:: Problem ::
Retype the records in full, keeping each character as it is.

:: Web page and app entries ::

────────────────────

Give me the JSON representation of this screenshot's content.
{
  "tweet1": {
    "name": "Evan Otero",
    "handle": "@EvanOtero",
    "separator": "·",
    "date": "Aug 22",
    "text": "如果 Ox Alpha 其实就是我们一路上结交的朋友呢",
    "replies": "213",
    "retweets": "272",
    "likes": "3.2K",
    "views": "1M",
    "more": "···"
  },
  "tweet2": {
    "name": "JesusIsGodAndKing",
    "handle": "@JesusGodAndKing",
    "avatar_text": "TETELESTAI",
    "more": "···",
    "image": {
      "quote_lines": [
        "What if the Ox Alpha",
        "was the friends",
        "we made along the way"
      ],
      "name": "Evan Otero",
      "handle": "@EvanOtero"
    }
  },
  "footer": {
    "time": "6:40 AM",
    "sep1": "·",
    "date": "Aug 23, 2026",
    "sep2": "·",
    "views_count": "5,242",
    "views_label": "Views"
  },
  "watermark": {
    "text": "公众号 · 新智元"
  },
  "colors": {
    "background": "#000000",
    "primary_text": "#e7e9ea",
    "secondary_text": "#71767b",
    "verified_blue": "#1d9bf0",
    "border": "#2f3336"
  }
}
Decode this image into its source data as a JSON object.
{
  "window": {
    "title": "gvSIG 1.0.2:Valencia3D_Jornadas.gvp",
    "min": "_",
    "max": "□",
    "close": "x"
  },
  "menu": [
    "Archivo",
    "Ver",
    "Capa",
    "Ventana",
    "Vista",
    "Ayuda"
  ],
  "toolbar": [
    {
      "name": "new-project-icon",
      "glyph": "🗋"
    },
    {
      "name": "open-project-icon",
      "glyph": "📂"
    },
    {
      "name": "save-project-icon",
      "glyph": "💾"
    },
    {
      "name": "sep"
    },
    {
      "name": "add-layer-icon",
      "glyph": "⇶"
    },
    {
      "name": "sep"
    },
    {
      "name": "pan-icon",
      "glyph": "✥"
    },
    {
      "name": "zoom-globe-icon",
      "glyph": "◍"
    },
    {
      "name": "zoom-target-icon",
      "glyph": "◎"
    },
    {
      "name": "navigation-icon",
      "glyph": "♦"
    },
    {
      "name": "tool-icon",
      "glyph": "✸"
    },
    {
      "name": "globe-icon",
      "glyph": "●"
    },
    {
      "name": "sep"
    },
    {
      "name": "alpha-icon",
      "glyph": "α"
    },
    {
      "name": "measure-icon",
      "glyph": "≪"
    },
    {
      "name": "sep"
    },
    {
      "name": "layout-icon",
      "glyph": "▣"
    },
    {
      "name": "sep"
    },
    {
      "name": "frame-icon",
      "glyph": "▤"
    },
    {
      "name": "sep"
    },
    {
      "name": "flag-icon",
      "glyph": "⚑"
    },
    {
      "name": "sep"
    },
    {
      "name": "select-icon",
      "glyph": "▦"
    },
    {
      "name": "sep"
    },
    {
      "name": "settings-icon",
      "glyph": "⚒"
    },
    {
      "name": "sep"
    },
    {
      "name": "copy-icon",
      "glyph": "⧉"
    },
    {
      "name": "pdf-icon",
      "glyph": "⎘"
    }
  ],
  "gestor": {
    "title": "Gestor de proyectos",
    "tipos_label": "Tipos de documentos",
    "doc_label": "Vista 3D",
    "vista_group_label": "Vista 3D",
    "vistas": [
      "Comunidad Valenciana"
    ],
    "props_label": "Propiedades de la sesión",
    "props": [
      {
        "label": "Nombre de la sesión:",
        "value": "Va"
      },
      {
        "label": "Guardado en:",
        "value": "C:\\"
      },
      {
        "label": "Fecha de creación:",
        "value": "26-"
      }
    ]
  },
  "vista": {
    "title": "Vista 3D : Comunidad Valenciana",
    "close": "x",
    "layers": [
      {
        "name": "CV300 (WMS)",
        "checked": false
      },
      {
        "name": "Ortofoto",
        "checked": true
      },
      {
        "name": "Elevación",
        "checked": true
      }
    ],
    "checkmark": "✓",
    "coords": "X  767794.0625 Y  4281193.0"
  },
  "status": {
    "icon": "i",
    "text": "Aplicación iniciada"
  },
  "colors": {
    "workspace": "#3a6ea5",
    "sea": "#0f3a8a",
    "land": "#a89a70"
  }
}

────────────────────

:: Exercise solution ::
Give me the JSON representation of this screenshot's content.
{
  "tweet1": {
    "name": "Evan Otero",
    "handle": "@EvanOtero",
    "separator": "·",
    "date": "Aug 22",
    "text": "如果 Ox Alpha 其实就是我们一路上结交的朋友呢",
    "replies": "213",
    "retweets": "272",
    "likes": "3.2K",
    "views": "1M",
    "more": "···"
  },
  "tweet2": {
    "name": "JesusIsGodAndKing",
    "handle": "@JesusGodAndKing",
    "avatar_text": "TETELESTAI",
    "more": "···",
    "image": {
      "quote_lines": [
        "What if the Ox Alpha",
        "was the friends",
        "we made along the way"
      ],
      "name": "Evan Otero",
      "handle": "@EvanOtero"
    }
  },
  "footer": {
    "time": "6:40 AM",
    "sep1": "·",
    "date": "Aug 23, 2026",
    "sep2": "·",
    "views_count": "5,242",
    "views_label": "Views"
  },
  "watermark": {
    "text": "公众号 · 新智元"
  },
  "colors": {
    "background": "#000000",
    "primary_text": "#e7e9ea",
    "secondary_text": "#71767b",
    "verified_blue": "#1d9bf0",
    "border": "#2f3336"
  }
}
Decode this image into its source data as a JSON object.
{
  "window": {
    "title": "gvSIG 1.0.2:Valencia3D_Jornadas.gvp",
    "min": "_",
    "max": "□",
    "close": "x"
  },
  "menu": [
    "Archivo",
    "Ver",
    "Capa",
    "Ventana",
    "Vista",
    "Ayuda"
  ],
  "toolbar": [
    {
      "name": "new-project-icon",
      "glyph": "🗋"
    },
    {
      "name": "open-project-icon",
      "glyph": "📂"
    },
    {
      "name": "save-project-icon",
      "glyph": "💾"
    },
    {
      "name": "sep"
    },
    {
      "name": "add-layer-icon",
      "glyph": "⇶"
    },
    {
      "name": "sep"
    },
    {
      "name": "pan-icon",
      "glyph": "✥"
    },
    {
      "name": "zoom-globe-icon",
      "glyph": "◍"
    },
    {
      "name": "zoom-target-icon",
      "glyph": "◎"
    },
    {
      "name": "navigation-icon",
      "glyph": "♦"
    },
    {
      "name": "tool-icon",
      "glyph": "✸"
    },
    {
      "name": "globe-icon",
      "glyph": "●"
    },
    {
      "name": "sep"
    },
    {
      "name": "alpha-icon",
      "glyph": "α"
    },
    {
      "name": "measure-icon",
      "glyph": "≪"
    },
    {
      "name": "sep"
    },
    {
      "name": "layout-icon",
      "glyph": "▣"
    },
    {
      "name": "sep"
    },
    {
      "name": "frame-icon",
      "glyph": "▤"
    },
    {
      "name": "sep"
    },
    {
      "name": "flag-icon",
      "glyph": "⚑"
    },
    {
      "name": "sep"
    },
    {
      "name": "select-icon",
      "glyph": "▦"
    },
    {
      "name": "sep"
    },
    {
      "name": "settings-icon",
      "glyph": "⚒"
    },
    {
      "name": "sep"
    },
    {
      "name": "copy-icon",
      "glyph": "⧉"
    },
    {
      "name": "pdf-icon",
      "glyph": "⎘"
    }
  ],
  "gestor": {
    "title": "Gestor de proyectos",
    "tipos_label": "Tipos de documentos",
    "doc_label": "Vista 3D",
    "vista_group_label": "Vista 3D",
    "vistas": [
      "Comunidad Valenciana"
    ],
    "props_label": "Propiedades de la sesión",
    "props": [
      {
        "label": "Nombre de la sesión:",
        "value": "Va"
      },
      {
        "label": "Guardado en:",
        "value": "C:\\"
      },
      {
        "label": "Fecha de creación:",
        "value": "26-"
      }
    ]
  },
  "vista": {
    "title": "Vista 3D : Comunidad Valenciana",
    "close": "x",
    "layers": [
      {
        "name": "CV300 (WMS)",
        "checked": false
      },
      {
        "name": "Ortofoto",
        "checked": true
      },
      {
        "name": "Elevación",
        "checked": true
      }
    ],
    "checkmark": "✓",
    "coords": "X  767794.0625 Y  4281193.0"
  },
  "status": {
    "icon": "i",
    "text": "Aplicación iniciada"
  },
  "colors": {
    "workspace": "#3a6ea5",
    "sea": "#0f3a8a",
    "land": "#a89a70"
  }
}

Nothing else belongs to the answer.